Several women in the study also said they were misdiagnosed at first by their doctors, bringing this issue back to the lack of information about heart disease and women that's available. Cardiologist Dr. Nisha Parikh says this narrative isn't rare, saying "I take care of young women who have heart disease, and this story is very common." Heart disease is the third leading cause of death for women ages 35-44 and the second leading cause for those 45-54. Despite this though, most research on heart disease has been focused on men and tools that have been created to test for and treat heart diseases are centered around men's bodies and don't always work well for women."Historically we thought of heart disease as sort of a man's disease," Parikh comments.

Much of the work that needs to be done comes down to empowering women. The study also focused on the importance of women's empowerment, since women are often not taken as seriously as men by doctors.

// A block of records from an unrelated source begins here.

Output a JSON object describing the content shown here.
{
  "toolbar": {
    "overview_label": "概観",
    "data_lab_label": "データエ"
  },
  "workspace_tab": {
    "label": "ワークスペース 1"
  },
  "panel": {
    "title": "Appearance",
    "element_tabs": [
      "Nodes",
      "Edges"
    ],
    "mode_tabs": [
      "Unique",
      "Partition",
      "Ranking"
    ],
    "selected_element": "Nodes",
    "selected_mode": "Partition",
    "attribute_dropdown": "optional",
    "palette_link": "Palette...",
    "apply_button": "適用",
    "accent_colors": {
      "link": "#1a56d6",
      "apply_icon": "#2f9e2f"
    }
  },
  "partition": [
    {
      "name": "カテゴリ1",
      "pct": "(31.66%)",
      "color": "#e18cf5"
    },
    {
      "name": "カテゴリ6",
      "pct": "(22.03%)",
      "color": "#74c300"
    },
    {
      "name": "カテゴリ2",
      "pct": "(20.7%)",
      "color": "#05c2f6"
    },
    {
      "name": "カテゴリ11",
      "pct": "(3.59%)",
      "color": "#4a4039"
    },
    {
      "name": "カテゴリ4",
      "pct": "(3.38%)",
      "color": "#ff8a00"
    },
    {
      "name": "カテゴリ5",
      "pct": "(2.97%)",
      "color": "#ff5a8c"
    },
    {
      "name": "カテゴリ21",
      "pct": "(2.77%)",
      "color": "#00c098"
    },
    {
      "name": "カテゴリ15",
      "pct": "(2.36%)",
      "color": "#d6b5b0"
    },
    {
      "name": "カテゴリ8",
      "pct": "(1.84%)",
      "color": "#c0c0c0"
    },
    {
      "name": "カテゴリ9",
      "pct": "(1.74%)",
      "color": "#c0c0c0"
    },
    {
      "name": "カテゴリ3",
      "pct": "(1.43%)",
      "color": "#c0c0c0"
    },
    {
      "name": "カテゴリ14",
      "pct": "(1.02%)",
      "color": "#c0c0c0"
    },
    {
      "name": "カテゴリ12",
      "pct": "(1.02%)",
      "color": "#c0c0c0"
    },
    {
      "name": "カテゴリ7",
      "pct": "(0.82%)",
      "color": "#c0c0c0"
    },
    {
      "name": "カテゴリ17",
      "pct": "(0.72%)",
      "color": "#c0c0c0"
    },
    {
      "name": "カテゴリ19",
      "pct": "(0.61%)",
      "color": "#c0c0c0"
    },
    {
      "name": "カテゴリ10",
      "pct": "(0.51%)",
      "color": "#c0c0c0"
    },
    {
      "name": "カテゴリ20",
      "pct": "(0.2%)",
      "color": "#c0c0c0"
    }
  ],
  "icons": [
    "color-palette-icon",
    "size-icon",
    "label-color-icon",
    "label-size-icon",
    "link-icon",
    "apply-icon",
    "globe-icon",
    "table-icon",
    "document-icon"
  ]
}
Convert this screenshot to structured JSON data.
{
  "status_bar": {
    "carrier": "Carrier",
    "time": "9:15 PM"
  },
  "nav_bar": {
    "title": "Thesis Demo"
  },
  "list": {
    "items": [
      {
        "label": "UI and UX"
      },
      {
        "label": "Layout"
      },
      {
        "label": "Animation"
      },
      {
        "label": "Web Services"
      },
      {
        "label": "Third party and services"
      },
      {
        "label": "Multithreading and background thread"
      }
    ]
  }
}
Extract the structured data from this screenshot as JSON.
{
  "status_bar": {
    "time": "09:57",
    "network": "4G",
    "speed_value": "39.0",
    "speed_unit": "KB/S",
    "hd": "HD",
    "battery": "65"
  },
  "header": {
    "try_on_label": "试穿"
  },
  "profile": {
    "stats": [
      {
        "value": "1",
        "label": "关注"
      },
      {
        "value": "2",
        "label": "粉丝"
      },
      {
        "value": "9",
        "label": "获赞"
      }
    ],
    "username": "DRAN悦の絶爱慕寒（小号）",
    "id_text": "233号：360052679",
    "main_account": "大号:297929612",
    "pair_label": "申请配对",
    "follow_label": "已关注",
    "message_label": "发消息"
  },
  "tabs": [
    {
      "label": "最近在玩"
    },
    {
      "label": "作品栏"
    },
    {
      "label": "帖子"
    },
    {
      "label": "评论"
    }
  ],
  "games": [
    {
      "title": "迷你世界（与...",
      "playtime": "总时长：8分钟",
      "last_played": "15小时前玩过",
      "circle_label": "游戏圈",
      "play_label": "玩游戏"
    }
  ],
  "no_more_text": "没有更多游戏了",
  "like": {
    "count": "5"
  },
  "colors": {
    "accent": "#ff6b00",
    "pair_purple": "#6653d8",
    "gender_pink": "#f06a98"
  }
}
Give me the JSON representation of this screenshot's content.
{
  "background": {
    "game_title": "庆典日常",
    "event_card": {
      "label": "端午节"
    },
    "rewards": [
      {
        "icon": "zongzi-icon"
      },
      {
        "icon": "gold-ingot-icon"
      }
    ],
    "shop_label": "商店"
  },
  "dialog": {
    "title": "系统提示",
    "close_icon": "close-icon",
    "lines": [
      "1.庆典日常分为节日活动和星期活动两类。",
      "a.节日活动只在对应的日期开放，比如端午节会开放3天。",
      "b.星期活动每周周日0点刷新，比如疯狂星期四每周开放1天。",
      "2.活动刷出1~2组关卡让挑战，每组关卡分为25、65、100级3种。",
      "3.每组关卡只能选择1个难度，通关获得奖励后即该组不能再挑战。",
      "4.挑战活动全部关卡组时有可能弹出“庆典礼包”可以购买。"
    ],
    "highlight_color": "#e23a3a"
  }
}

Cardiologist Dr. Jennifer Tremmel says that this is a huge problem in medicine, stating that "This is an ongoing issue in the medical field, and we all have to empower women patients, so they know that they need to not be so worried about going to the hospital if they're afraid there's something wrong." Let this information empower you to seek medical intervention immediately if you're experiencing female signs of a heart attack.